Patent troll: Pejorative term for a company that makes nothing of its own but buys up patents to hoard and later use to accuse other companies of infringement. The calculation is that even if the case is flimsy, large companies will pay off the troll because that’s cheaper and quicker than litigation.
Prior art (see also Inventive step and Novelty): What’s been done before, no matter how obscure, that has enough similarities to your invention idea to prevent it becoming an invention. A term used mostly in connection with patent and product searches.
Priority date: A date given to you by the patent office when you file a patent application. It marks the official start of your protection. It also fixes patenting deadlines that you may struggle to meet, so it isn’t entirely your friend.
Product designer: Someone who professionally designs products so that they are optimised not just for function and appearance but also for manufacturability and conformance with product standards. Some inventors resist the notion that a product designer is necessary but for many inventions they really, really are.
Production prototype (see also Prototypes): This is in theory the last prototype; the one that, with a few final modifications, will go into production. It may be best created in conjunction with a product designer and the manufacturer you intend to use.

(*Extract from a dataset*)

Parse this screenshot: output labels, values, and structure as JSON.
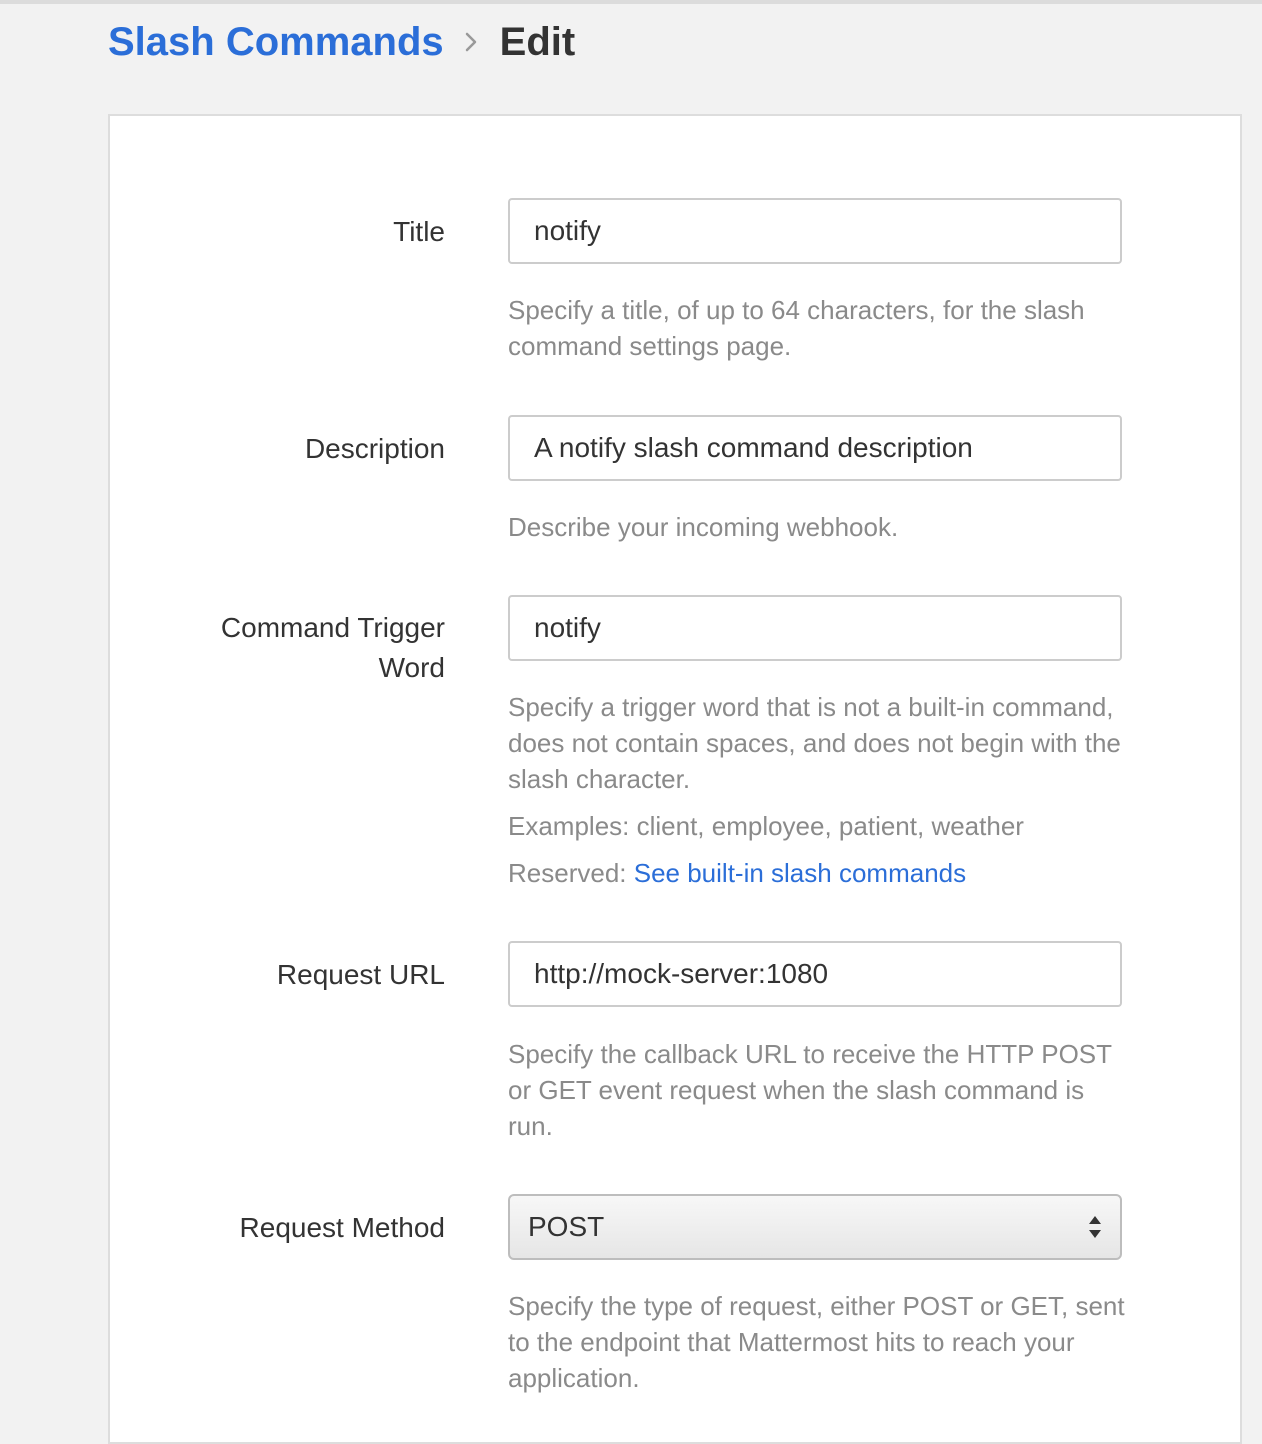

Prototypes (see also Model and Production prototype): Early, rough but functioning versions of your invention. Use gradually better prototypes first to prove and improve the concept, then to generate interest from companies, investors etc.
Registered design: A fee-based form of intellectual property right that protects designs, including the outward appearance of an invention.
Simultaneous or parallel invention: Two or more inventors independently creating the same thing at the same time. It’s to be expected when different minds in different places tackle widely shared challenges, and is nothing new. For example, in the early 1920s the first mechanical televisions were created separately by John Logie Baird in Scotland and Charles Jenkins in the USA.
Trade mark: An intellectual property right that protects the unique identity of your product, business or brand. Trade names and/or logos can be worth fortunes and trade marks are relatively inexpensive, and so should be considered as part of an inventor’s IPR strategy.
Trade secret (see also Know-how): Similar to know-how in that it may fall outside the scope of a patent but be tradable in licensing or sale negotiations. A trade secret usually relates to a production process and can be hard to enforce, so always seek the advice of a patent attorney before attempting to claim a trade secret as intellectual property.